I can game through VMWare Horizon VDI, more on that later. Uses at least 80-100 watts on idle, which is a lot more than the NUC that gives similar performance. However, it has way more expandability if I want to add more hard drives or SSDs, 10 Gigabit Ethernet without Thunderbolt 3 and more. Before converting it, I added 2 sticks of 32 GB DDR4 memory, which works surprisingly. This makes me wonder if I can put in a whopping 256 GB of DDR4 memory. Maybe in the future.
Trying to migrate my existing VCenter appliance was tricky as I can’t VMotion it since the processor in the Intel NUC is too new. I had to perform a restore from backup before I can turn on VMware EVC. Either way, the new setup is working well now. Now I can setup VSphere HA for some of the servers and also VMotion.
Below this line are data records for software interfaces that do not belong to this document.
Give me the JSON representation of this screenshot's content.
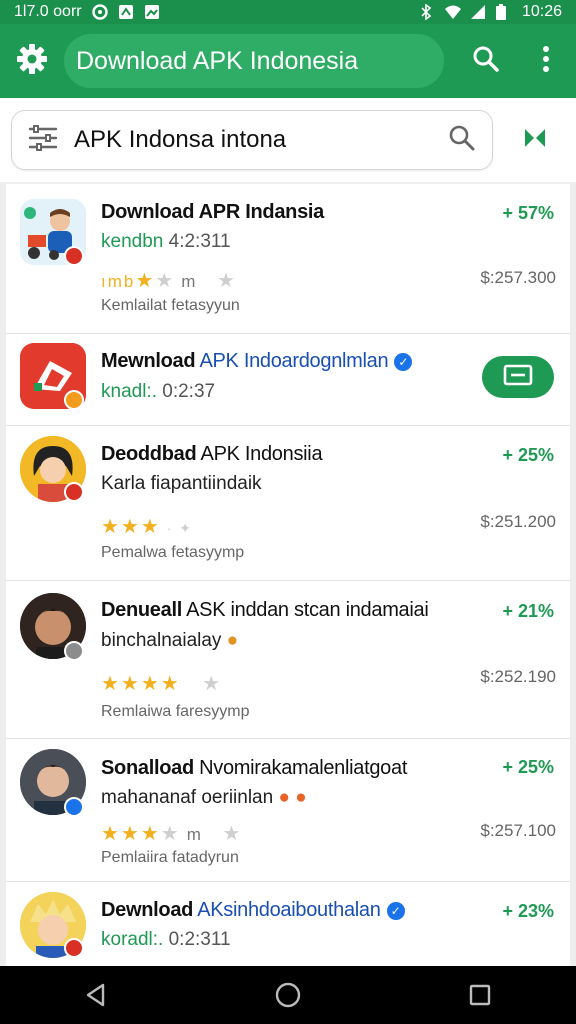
{
  "status_bar": {
    "left_text": "1l7.0 oorr",
    "time": "10:26"
  },
  "app_bar": {
    "title": "Download APK Indonesia"
  },
  "search": {
    "query": "APK Indonsa intona"
  },
  "items": [
    {
      "title": "Download APR Indansia",
      "subtitle": "kendbn",
      "subtitle_meta": "4:2:311",
      "rating_label": "ımb",
      "rating_meta": "m",
      "footer": "Kemlailat fetasyyun",
      "percent": "+ 57%",
      "price": "$:257.300"
    },
    {
      "title_bold": "Mewnload",
      "title_rest": "APK Indoardognlmlan",
      "subtitle": "knadl:.",
      "subtitle_meta": "0:2:37"
    },
    {
      "title_bold": "Deoddbad",
      "title_rest": "APK Indonsiia",
      "subtitle": "Karla fiapantiindaik",
      "footer": "Pemalwa fetasyymp",
      "percent": "+ 25%",
      "price": "$:251.200"
    },
    {
      "title_bold": "Denueall",
      "title_rest": "ASK inddan stcan indamaiai",
      "subtitle": "binchalnaialay",
      "footer": "Remlaiwa faresyymp",
      "percent": "+ 21%",
      "price": "$:252.190"
    },
    {
      "title_bold": "Sonalload",
      "title_rest": "Nvomirakamalenliatgoat",
      "subtitle": "mahananaf oeriinlan",
      "rating_meta": "m",
      "footer": "Pemlaiira fatadyrun",
      "percent": "+ 25%",
      "price": "$:257.100"
    },
    {
      "title_bold": "Dewnload",
      "title_rest": "AKsinhdoaibouthalan",
      "subtitle": "koradl:.",
      "subtitle_meta": "0:2:311",
      "percent": "+ 23%"
    }
  ],
  "colors": {
    "primary": "#1f9a54",
    "primary_dark": "#1b8f4c",
    "star": "#f2b01e",
    "link_blue": "#1a4fb0"
  }
}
Gaming through VMWare Horizon VDI
The VMUG Advantage program not only contains VCenter, but also VMWare Horizon 8, their own VDI (virtual desktop infrastructure). VDI allows you to connect to a virtual desktop on your desktop, laptop, tablet, etc. This is key for running games in the future, especially now that Apple ditched Intel for their own chips.
Setting VMWare Horizon is relatively easy. You need to setup a VMWare Horizon Connection server and then install the agent in the virtual machine. However, getting the virtual machine to work with the passthru card is tricky. Generally, Nvidia does not allow their consumer GPUs to work with a virtual machine. There is a workaround as you need to add these parameters in Advanced > Edit Configuration (under Configuration Parameters)
Hypervisor.CPUID.v0 = FALSE SMBIOS.reflectHost = TRUE pciHOLE.start = 2048
To enable passthru for the GPU, you need to click the ESXi host in vCenter, click Configure and look for PCI Devices under hardware, click Configure Passthru and select the video card. Then go back to your VM config and add the two devices. For the GTX 980 Ti, I need to enable the Geforce GTX 980 Ti and the GM200 High Definition Audio. You need both selected or it won’t work properly. Note that you do need a monitor, or a headless video adapter plugged into it or the GPU won’t activate.
After I installed the drivers, I need to disable both the VMware Horizon Indirect Display Adpter and the VMware SVGA 3D graphics adapter. While the Horizon Indirect Display Adapter works with some games, others wouldn’t, especially DirectX 9 games. Note that disabling this adapter makes it difficult to change resolutions. However, you can set the resolution using the nVidia Control Panel. Also, you need to use Windows 10 Enterprise as the Pro versions won’t work.
Unfortunately, I noticed that some game controls do not work without Relative Mouse turned on. VMWare doesn’t have this feature included in the Mac client and only on the Windows one. However, hooking up a Playstation 4 controller and enabling it in Horizon View works, so I recommend that if your game supports it.
Otherwise, the experience is pretty good so far at least with the local network. I haven’t really tried it on a different network, but I will share those experience soon.
As for future upgrades, I may look to upgrade the 5820k with a used Intel Core i7 6950x as I managed to find one on the used market for a good price, but from Asia. Also, I plan on upgrading the GPU later on since the 980 Ti is starting to show its age. Not sure if paying more for a Quadro card will improve the experience versus just getting a off the shelf RTX 3080, but we’ll see. Also, I need more SSD storage as well.